I’m a fan of touchpads with a tactile rather than a smooth finish, and so the ZenBook 3’s glass-covered touchpad felt a little slippery under my fingers. Still, it functioned smoothly enough for cursor and gesture controls. I found clicking required quite firm pressure that took a little getting used to. The touchpad is wide enough to take the cursor right across the screen in a single sweep.

Nestled in the top right corner is a fingerprint sensor. It looks a little incongruous here, and effectively means a reasonably sized area of the touchpad isn’t available for cursor control.

Our review unit was powered by Intel’s 7th Generation (Kaby Lake) Core i7-7500U processor and 16GB of 2,133MHz DDR3 RAM. That’s a powerful combination.
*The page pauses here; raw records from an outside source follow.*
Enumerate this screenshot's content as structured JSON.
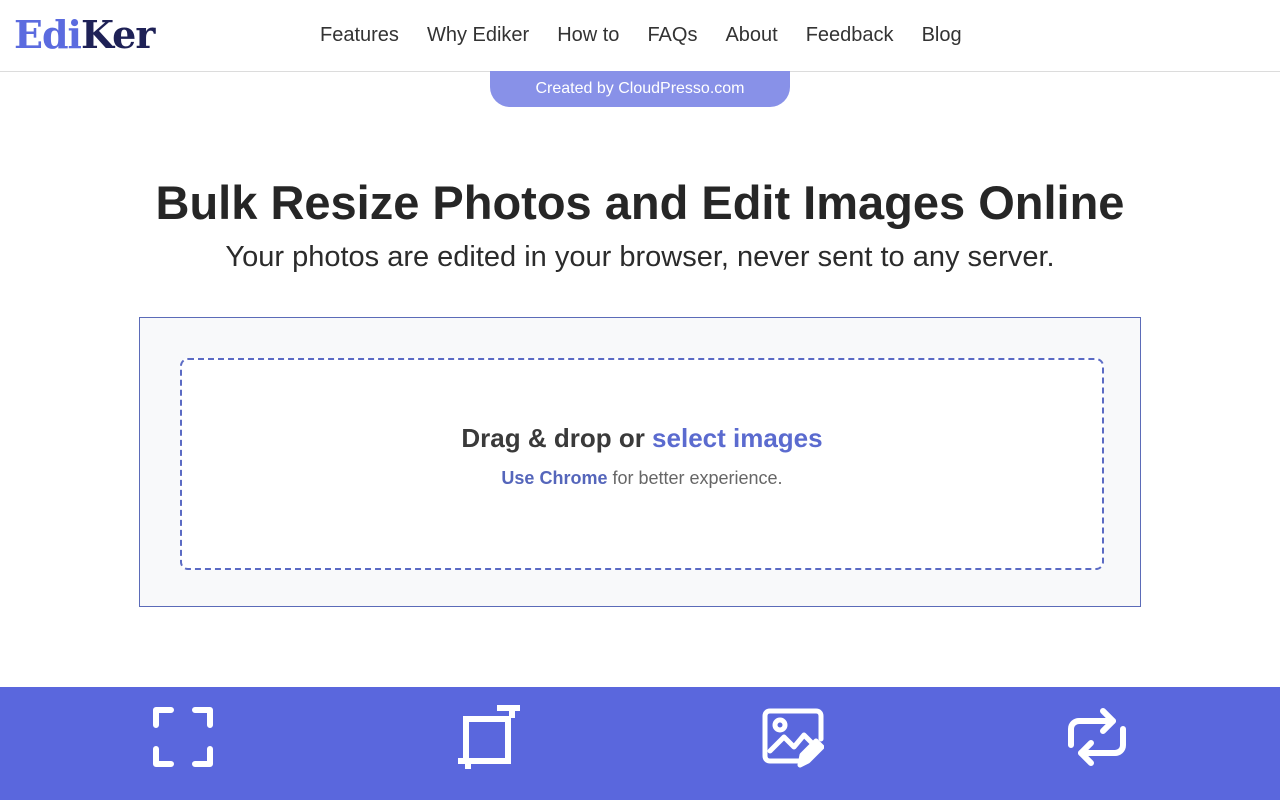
{
  "logo": {
    "part1": "Edi",
    "part2": "Ker"
  },
  "nav": [
    "Features",
    "Why Ediker",
    "How to",
    "FAQs",
    "About",
    "Feedback",
    "Blog"
  ],
  "credit": "Created by CloudPresso.com",
  "hero": {
    "title": "Bulk Resize Photos and Edit Images Online",
    "subtitle": "Your photos are edited in your browser, never sent to any server."
  },
  "upload": {
    "prefix": "Drag & drop or ",
    "link": "select images",
    "hint_link": "Use Chrome",
    "hint_rest": " for better experience."
  },
  "features": [
    {
      "icon": "expand-icon"
    },
    {
      "icon": "crop-icon"
    },
    {
      "icon": "image-edit-icon"
    },
    {
      "icon": "convert-arrows-icon"
    }
  ],
  "colors": {
    "accent": "#5a67dd",
    "brand_dark": "#1e2156",
    "link": "#5b6bcf",
    "credit_bg": "#8891e8"
  }
}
Those looking to save money can dial down the specifications (and the price). For example, I found a Core i5 7200U/8GB version online for £1,099.
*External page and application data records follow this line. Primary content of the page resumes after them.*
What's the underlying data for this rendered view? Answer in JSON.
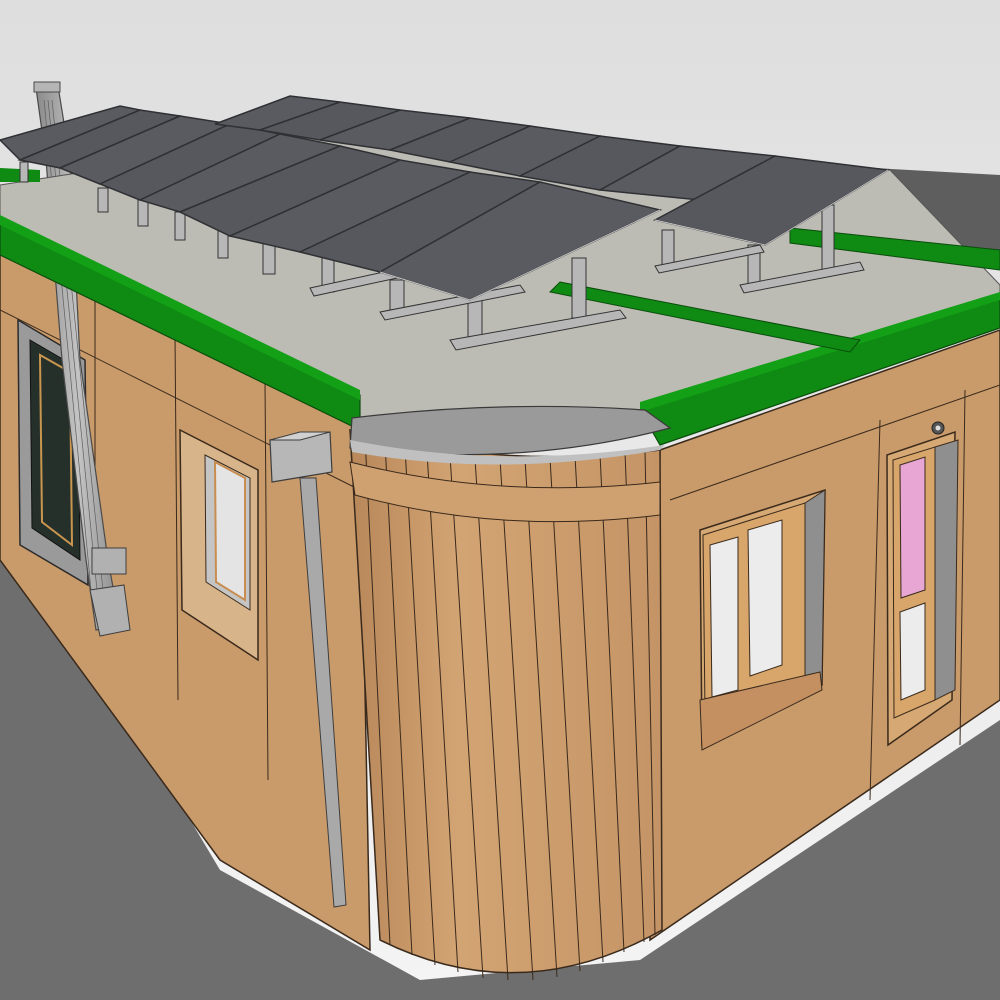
{
  "scene": {
    "subject": "modular-timber-building",
    "view": "3d-perspective-model",
    "colors": {
      "sky_top": "#e3e3e3",
      "sky_bottom": "#f2f2f2",
      "ground": "#6e6e6e",
      "ground_far": "#5a5a5a",
      "roof_surface": "#bdbcb4",
      "parapet_green": "#0f8a12",
      "parapet_green_dark": "#0a6b0d",
      "cladding": "#c99a6a",
      "cladding_shade": "#b8875a",
      "cladding_line": "#3a2a1c",
      "solar_panel": "#5a5b60",
      "solar_frame": "#2f3034",
      "metal_grey": "#a3a3a3",
      "window_frame": "#d8a56b",
      "window_glass": "#e9e9e9",
      "interior_pink": "#e7a6d3",
      "dark_glass": "#26302a"
    }
  }
}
ASUS has designed a heat dissipation system specifically for the ZenBook 3. It includes some impressive materials such as a fan whose liquid crystal polymer blades are just 0.3mm thick, and 0.1mm-thick heat pipes. Heat emerges around the hinged area constantly, making this part of the laptop noticeably warm to the touch even when it’s idling. It never became warm enough to cause concern, though. The fan itself kicks in from time to time making a little noise.

The 512GB SSD should provide enough storage for the mobile professional. Sound emerges from four speakers, two sitting above the number row and two on the underside. ASUS makes bold claims about sound quality, but I found that while there was plenty of volume on offer, audio quality was a bit tinny — even after fiddling with the ASUS Audio Wizard that’s designed to cater for scenarios like music, movie, gaming and speech.
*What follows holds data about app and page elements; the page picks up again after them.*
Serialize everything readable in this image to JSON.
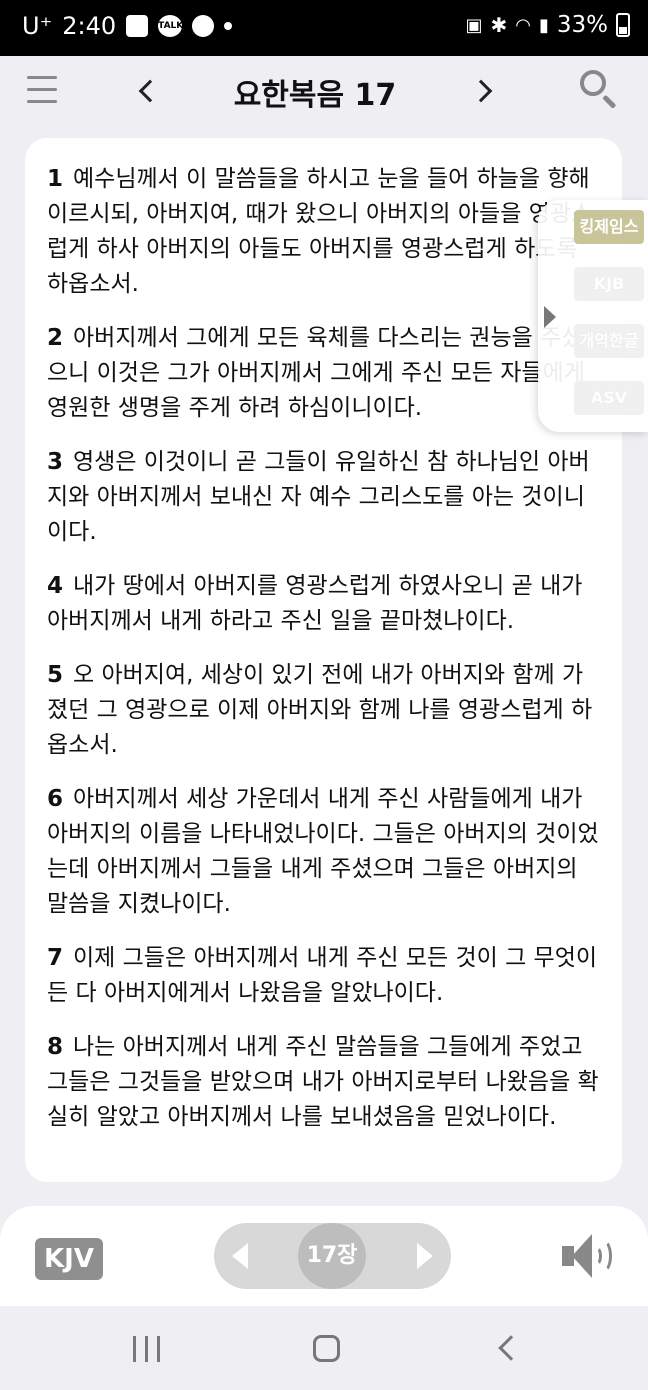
{
  "status_bar": {
    "carrier": "U⁺",
    "time": "2:40",
    "notif_talk": "TALK",
    "battery_percent": "33%"
  },
  "header": {
    "title": "요한복음 17"
  },
  "verses": [
    {
      "num": "1",
      "text": "예수님께서 이 말씀들을 하시고 눈을 들어 하늘을 향해 이르시되, 아버지여, 때가 왔으니 아버지의 아들을 영광스럽게 하사 아버지의 아들도 아버지를 영광스럽게 하도록 하옵소서."
    },
    {
      "num": "2",
      "text": "아버지께서 그에게 모든 육체를 다스리는 권능을 주셨으니 이것은 그가 아버지께서 그에게 주신 모든 자들에게 영원한 생명을 주게 하려 하심이니이다."
    },
    {
      "num": "3",
      "text": "영생은 이것이니 곧 그들이 유일하신 참 하나님인 아버지와 아버지께서 보내신 자 예수 그리스도를 아는 것이니이다."
    },
    {
      "num": "4",
      "text": "내가 땅에서 아버지를 영광스럽게 하였사오니 곧 내가 아버지께서 내게 하라고 주신 일을 끝마쳤나이다."
    },
    {
      "num": "5",
      "text": "오 아버지여, 세상이 있기 전에 내가 아버지와 함께 가졌던 그 영광으로 이제 아버지와 함께 나를 영광스럽게 하옵소서."
    },
    {
      "num": "6",
      "text": "아버지께서 세상 가운데서 내게 주신 사람들에게 내가 아버지의 이름을 나타내었나이다. 그들은 아버지의 것이었는데 아버지께서 그들을 내게 주셨으며 그들은 아버지의 말씀을 지켰나이다."
    },
    {
      "num": "7",
      "text": "이제 그들은 아버지께서 내게 주신 모든 것이 그 무엇이든 다 아버지에게서 나왔음을 알았나이다."
    },
    {
      "num": "8",
      "text": "나는 아버지께서 내게 주신 말씀들을 그들에게 주었고 그들은 그것들을 받았으며 내가 아버지로부터 나왔음을 확실히 알았고 아버지께서 나를 보내셨음을 믿었나이다."
    }
  ],
  "versions": [
    {
      "label": "킹제임스",
      "active": true
    },
    {
      "label": "KJB",
      "active": false
    },
    {
      "label": "개역한글",
      "active": false
    },
    {
      "label": "ASV",
      "active": false
    }
  ],
  "bottom": {
    "version_badge": "KJV",
    "chapter_label": "17장"
  },
  "colors": {
    "accent_active": "#c9c59a",
    "badge_gray": "#8f8f8f",
    "background": "#efeef3"
  }
}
Anyone wanting to attach a range of peripherals to the ZenBook 3 is in for an unpleasant surprise: all you get is a single USB-C connector and a 3.5mm audio jack.

If you want to attach more than one peripheral at a time, or to charge the battery while even a single peripheral is connected, you’ll need to buy one of two optional docks.

There’s only one USB-C port on the ZenBook 3 itself, so an optional dock will be required to connect up more than one peripheral.

The Mini Dock adds USB 3.0, HDMI and USB-C ports, while the Universal Dock provides these three ports plus VGA, RJ-45 Ethernet, 3.5mm audio in/out and an SD card reader. No details on pricing were available at the time of writing.

According to ASUS, the ZenBook 3 will deliver up to nine hours of life from the 6-cell, 40Wh battery that fills just about every bit of free space inside the chassis. However I’m not convinced that the average mobile professional will get much more than six hours’ mains-free usage in practice.

For example, in one 4.5-hour stretch of moderately demanding work (document creation, web browsing and media streaming), the battery level dropped from 100 percent to 27 percent. It will be some comfort to those with even short-term access to mains power that the battery will charge to 60 percent capacity in just under 49 minutes.


The ASUS ZenBook 3 is a well built, very light ultraportable that looks fantastic. It is, though, very expensive, and that makes me critical of those features that don’t come up to the mark. The somewhat unrewarding keyboard and touchpad are notable in this respect, along with the single USB-C port.

The biggest disappointment, though, is that ASUS’s claimed all-day battery life is unlikely to be achievable by many mobile professionals. If you’re in the market for an ultraportable, be sure to also consider Dell’s XPS 13 and HP’s EliteBook 1030 G1.


Compact and lightweight
Solid build quality
Attractive design
7th generation Core i7 processor


Moderate screen resolution
No touchscreen option
Disappointing battery life
Single USB-C port

Source: Zdnet.